gms | German Medical Science

67th Annual Meeting of the German Society of Neurosurgery (DGNC)
Joint Meeting with the Korean Neurosurgical Society (KNS)

German Society of Neurosurgery (DGNC)

12 - 15 June 2016, Frankfurt am Main

Effects of deep brain stimulation in the nucleus entopeduncularis on neuronal network activity after apomorphine-induced deficient sensorimotor gating in a rat model

Meeting Abstract

  • Kerstin Schwabe - Department of Neurosurgery, Medical School Hannover, Germany
  • Götz Lütjens - Department of Neurosurgery, Medical School Hannover, Germany
  • Joachim K. Krauss - Department of Neurosurgery, Medical School Hannover, Germany
  • Mesbah Alam - Department of Neurosurgery, Medical School Hannover, Germany

Deutsche Gesellschaft für Neurochirurgie. 67. Jahrestagung der Deutschen Gesellschaft für Neurochirurgie (DGNC), 1. Joint Meeting mit der Koreanischen Gesellschaft für Neurochirurgie (KNS). Frankfurt am Main, 12.-15.06.2016. Düsseldorf: German Medical Science GMS Publishing House; 2016. DocP 121

doi: 10.3205/16dgnc496, urn:nbn:de:0183-16dgnc4967

Published: June 8, 2016

© 2016 Schwabe et al.
This is an Open Access article distributed under the terms of the Creative Commons Attribution 4.0 License. See license information at



Objective: Deficient sensorimotor gating induced by dopamine receptor agonists is used as an endophenotype for certain neuropsychiatric disorders, such as Tourette's syndrome (TS), schizophrenia, and attention deficit disorders. Deep brain stimulation (DBS) of the globus pallidus internus (GPi) is experimentally used to alleviate tics in TS. One operational measure of sensorimotor gating is prepulse inhibition (PPI) of the acoustic startle response (ASR). We recently showed that DBS of the rat nucleus entopeduncularis (EPN, the equivalent to the human GPi) alleviates an apomorphine-induced PPI deficit. The aim of our study was to investigate the effects of stimulation in the EPN on single neuronal activity of the nucleus accumbens (NAC) and coherence of oscillatory activity with sensorimotor cortex.

Method: Neuronal recordings were carried out in urethane anesthetized (1.4 g/kg, i.p.) male Sprague-Dawley rats. A concentric bipolar electrode for stimulation was stereotaxically implanted in the EPN. Single neuronal recordings were acquired from the NAC before and after apomorphine-injection (1mg/kg BW). Thereafter, 60 sec EPN stimulation (130 Hz, 100 µA current, with 120 µs biphasic square wave pulses) was applied and the neuronal activity recorded.

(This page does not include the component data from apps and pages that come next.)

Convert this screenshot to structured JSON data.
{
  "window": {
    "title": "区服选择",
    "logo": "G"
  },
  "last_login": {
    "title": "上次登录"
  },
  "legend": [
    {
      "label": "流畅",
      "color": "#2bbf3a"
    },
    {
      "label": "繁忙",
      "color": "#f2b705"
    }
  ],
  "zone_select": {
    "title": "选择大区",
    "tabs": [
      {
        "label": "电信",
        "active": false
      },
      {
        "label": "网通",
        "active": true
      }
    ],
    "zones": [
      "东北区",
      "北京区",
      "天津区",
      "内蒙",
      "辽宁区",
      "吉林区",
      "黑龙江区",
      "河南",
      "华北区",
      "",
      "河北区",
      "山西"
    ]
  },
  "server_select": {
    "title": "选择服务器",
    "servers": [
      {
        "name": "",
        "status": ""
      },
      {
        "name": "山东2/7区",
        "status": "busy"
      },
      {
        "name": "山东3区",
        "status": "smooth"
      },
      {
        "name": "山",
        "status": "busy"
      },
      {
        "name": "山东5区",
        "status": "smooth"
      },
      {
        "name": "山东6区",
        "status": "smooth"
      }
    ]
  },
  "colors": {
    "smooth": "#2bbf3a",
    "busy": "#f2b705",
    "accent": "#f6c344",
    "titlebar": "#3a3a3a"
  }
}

Results: Neuronal firing rate and burst activity in the NAC was not affected by apomorphine-injection, whereas firing rate was significantly increased and burst activity significantly decreased by EPN stimulation. The coefficient of variation (CV, a measure of regularity) was enhanced after apomorphine-injection, but normalized by stimulation. The coherence of oscillatory theta (4-8 Hz) and alpha (8-12 Hz) band activity between the NAC local field potentials and sensory motor cortical field potentials was enhanced after apomorphine-injection, but significantly reduced after EPN stimulation.

Conclusions: These investigations shed new light on the effect of DBS on disturbed neuronal network activity in an animal model of TS, which may be used to understand and improve this experimental therapy in neuropsychiatric disorders.